x, 350 pages : illustrations, maps ; 25 cm
text txt rdacontent
unmediated n rdamedia
volume nc rdacarrier
Nationality/regional group: nat New Yorkers (New York State) lcdgt
Occupational/field of activity group: occ University and college faculty members lcdgt
Occupational/field of activity group: occ Philosophy teachers lcdgt
Gender group: gdr Men lcdgt
Includes bibliographical references (pages -329) and index.
Introduction: the knowledge machine -- The great method debate. Unearthing the scientific method -- Human frailty -- The essential subjectivity of science -- How science works. The iron rule of explanation -- Baconian convergence -- Explanatory ore -- The drive for objectivity -- The supremacy of observation -- Why science took so long. Science's strategic irrationality -- The war against beauty -- The advent of science -- Science now. Building the scientific mind -- Science and humanism -- Care and maintenance of the knowledge machine.

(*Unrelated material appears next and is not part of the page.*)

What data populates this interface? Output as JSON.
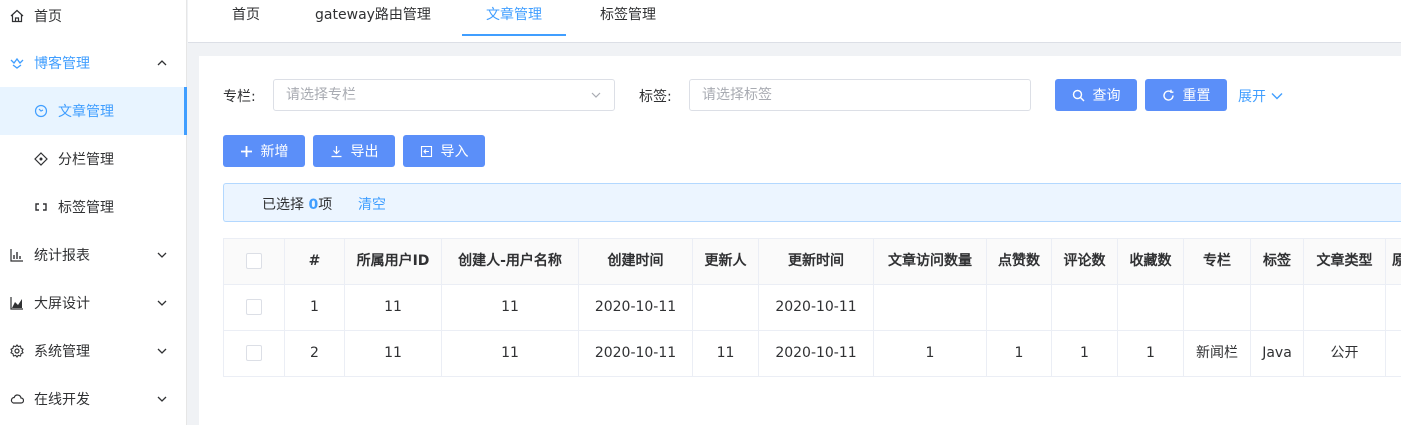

"A paradigm-shifting work that revolutionizes our understanding of the origins and structure of science. Captivatingly written, interwoven with tantalizing illustrations and historical vignettes ranging from Newton's alchemy to quantum mechanics to the storm surge of Hurricane Sandy, Michael Strevens's wholly original investigation of science asks two fundamental questions: Why is science so powerful? And why did it take so long, two thousand years after the invention of philosophy and mathematics, for the human race to start using science to learn the secrets of nature? The Knowledge Machine's radical answer is that science calls on its practitioners to do something irrational: by willfully ignoring religion, theoretical beauty, and, especially, philosophy-essentially stripping away all previous knowledge-scientists embrace an unnaturally narrow method of inquiry, channeling unprecedented energy into observation and experimentation. Like Yuval Harari's Sapiens or Thomas Kuhn's 1962 classic, The Structure of Scientific Revolutions, The Knowledge Machine overturns much of what we thought we knew about the origins of the modern world"-- Provided by publisher.